Kristen Pickett joined the Occupational Therapy program as an assistant professor in August after spending the past four years completing her post-doctoral work at the Washington University School of Medicine in St. Louis, Mo.
Her research is centered on how the brain and body interphase during movement, particularly as this relates to Parkinson’s disease (PD).
Pickett grew up in Darlington, Wis., and earned her undergraduate degree from UW–Platteville before earning a master’s and Ph.D. in Kinesiology from the University of Minnesota.
Moving forward, Pickett will conduct research looking for PD biomarkers in an effort to better treat and possibly diagnose the disease before symptoms set in.
She also is looking to start a research project with people who live in rural parts of Wisconsin to examine the potential psychological and social benefits of exercise for those with PD. In this regard, Pickett is seeking individuals with PD to take part in the study. For details, email Kristen Pickett at: email@example.com
Brittany Travers is one of the Occupational Therapy program’s newest members, joining the faculty roster in August. But she is no stranger to the UW–Madison campus.
Travers, who earned a master’s and Ph.D. in psychology from the University of Alabama, has been conducting post-doc work at UW–Madison’s Waisman Center over the past three years.
Her work at the Waisman Center utilizes imaging technologies to examine how the brain of those with autism changes with age.
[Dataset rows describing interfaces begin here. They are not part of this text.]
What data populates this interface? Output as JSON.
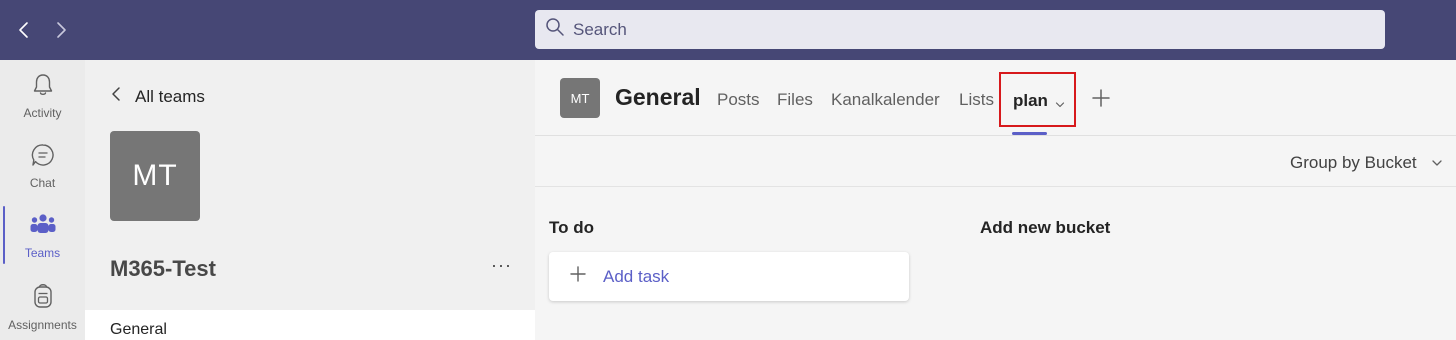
{
  "topbar": {
    "search_placeholder": "Search"
  },
  "rail": {
    "items": [
      {
        "label": "Activity",
        "icon": "bell-icon"
      },
      {
        "label": "Chat",
        "icon": "chat-bubble-icon"
      },
      {
        "label": "Teams",
        "icon": "teams-icon",
        "active": true
      },
      {
        "label": "Assignments",
        "icon": "backpack-icon"
      }
    ]
  },
  "team_panel": {
    "all_teams_label": "All teams",
    "avatar_initials": "MT",
    "team_name": "M365-Test",
    "more_label": "···",
    "channels": [
      {
        "label": "General",
        "selected": true
      }
    ]
  },
  "channel": {
    "avatar_initials": "MT",
    "title": "General",
    "tabs": [
      {
        "label": "Posts"
      },
      {
        "label": "Files"
      },
      {
        "label": "Kanalkalender"
      },
      {
        "label": "Lists"
      },
      {
        "label": "plan",
        "active": true,
        "highlighted": true
      }
    ]
  },
  "toolbar": {
    "group_by_label": "Group by Bucket"
  },
  "board": {
    "bucket_title": "To do",
    "add_task_label": "Add task",
    "add_bucket_label": "Add new bucket"
  },
  "colors": {
    "topbar_bg": "#464775",
    "accent": "#5b5fc7",
    "highlight_box": "#d7191c"
  }
}
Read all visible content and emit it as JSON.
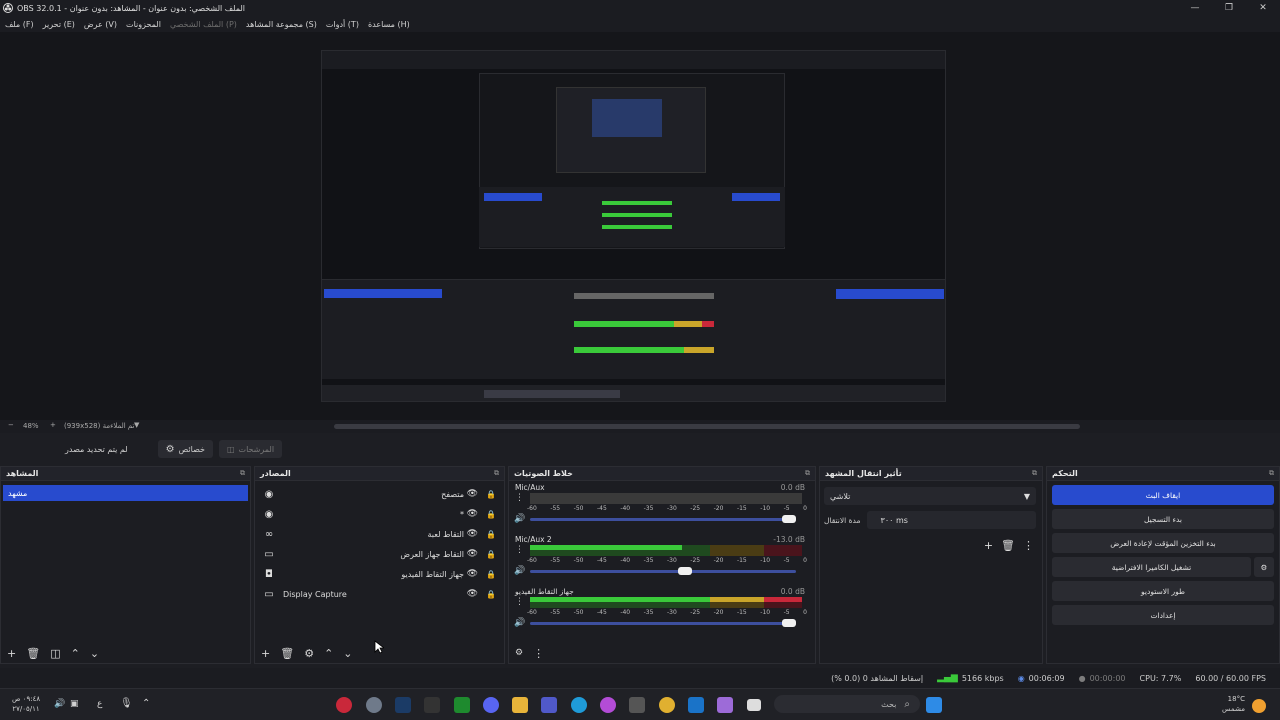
{
  "window": {
    "title": "OBS 32.0.1 - الملف الشخصي: بدون عنوان - المشاهد: بدون عنوان",
    "controls": [
      "—",
      "❐",
      "✕"
    ]
  },
  "menu": [
    {
      "label": "ملف (F)",
      "enabled": true
    },
    {
      "label": "تحرير (E)",
      "enabled": true
    },
    {
      "label": "عرض (V)",
      "enabled": true
    },
    {
      "label": "المحزونات",
      "enabled": true
    },
    {
      "label": "الملف الشخصي (P)",
      "enabled": false
    },
    {
      "label": "مجموعة المشاهد (S)",
      "enabled": true
    },
    {
      "label": "أدوات (T)",
      "enabled": true
    },
    {
      "label": "مساعدة (H)",
      "enabled": true
    }
  ],
  "zoom": {
    "value": "48%",
    "minus": "−",
    "plus": "+",
    "fit_label": "(939x528) تم الملاءمة"
  },
  "source_toolbar": {
    "no_source": "لم يتم تحديد مصدر",
    "properties": "خصائص",
    "filters": "المرشحات"
  },
  "scenes": {
    "title": "المشاهد",
    "items": [
      "مشهد"
    ]
  },
  "sources": {
    "title": "المصادر",
    "items": [
      {
        "name": "متصفح",
        "icon": "browser-icon"
      },
      {
        "name": "*",
        "icon": "browser-icon"
      },
      {
        "name": "التقاط لعبة",
        "icon": "gamepad-icon"
      },
      {
        "name": "التقاط جهاز العرض",
        "icon": "monitor-icon"
      },
      {
        "name": "جهاز التقاط الفيديو",
        "icon": "camera-icon"
      },
      {
        "name": "Display Capture",
        "icon": "monitor-icon"
      }
    ]
  },
  "mixer": {
    "title": "خلاط الصوتيات",
    "ticks": [
      "-60",
      "-55",
      "-50",
      "-45",
      "-40",
      "-35",
      "-30",
      "-25",
      "-20",
      "-15",
      "-10",
      "-5",
      "0"
    ],
    "channels": [
      {
        "name": "Mic/Aux",
        "db": "0.0 dB",
        "level": 0,
        "volume": 1.0,
        "muted": true
      },
      {
        "name": "Mic/Aux 2",
        "db": "-13.0 dB",
        "level": 0.56,
        "volume": 0.61,
        "muted": false
      },
      {
        "name": "جهاز التقاط الفيديو",
        "db": "0.0 dB",
        "level": 1.0,
        "volume": 1.0,
        "muted": false
      }
    ]
  },
  "transitions": {
    "title": "تأثير انتقال المشهد",
    "selected": "تلاشي",
    "duration_label": "مدة الانتقال",
    "duration": "٣٠٠ ms"
  },
  "controls": {
    "title": "التحكم",
    "buttons": [
      "ايقاف البث",
      "بدء التسجيل",
      "بدء التخزين المؤقت لإعادة العرض",
      "تشغيل الكاميرا الافتراضية",
      "طور الاستوديو",
      "إعدادات"
    ]
  },
  "status": {
    "dropped": "إسقاط المشاهد 0 (0.0 %)",
    "bitrate": "5166 kbps",
    "stream_time": "00:06:09",
    "rec_time": "00:00:00",
    "cpu": "CPU: 7.7%",
    "fps": "60.00 / 60.00 FPS"
  },
  "taskbar": {
    "search": "بحث",
    "time": "٠٩:٤٨ ص",
    "date": "٢٧/٠٥/١١",
    "lang": "ع",
    "weather_temp": "18°C",
    "weather_desc": "مشمس"
  },
  "colors": {
    "accent": "#284bce",
    "meter_green": "#3ac93a",
    "meter_yellow": "#c9a52a",
    "meter_red": "#c9283a"
  }
}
Moving forward, Travers is interested in further researching motor abilities of those with developmental disorders.
One of the more interesting findings in her work to date is that motor impairments in those with autism appear to be related to the core symptoms and overall severity of autism, which may mean motor difficulties are not peripheral to the disorder, but centrally connected to it.
Travers is working to translate her research into interventions to improve the daily lives of those with autism.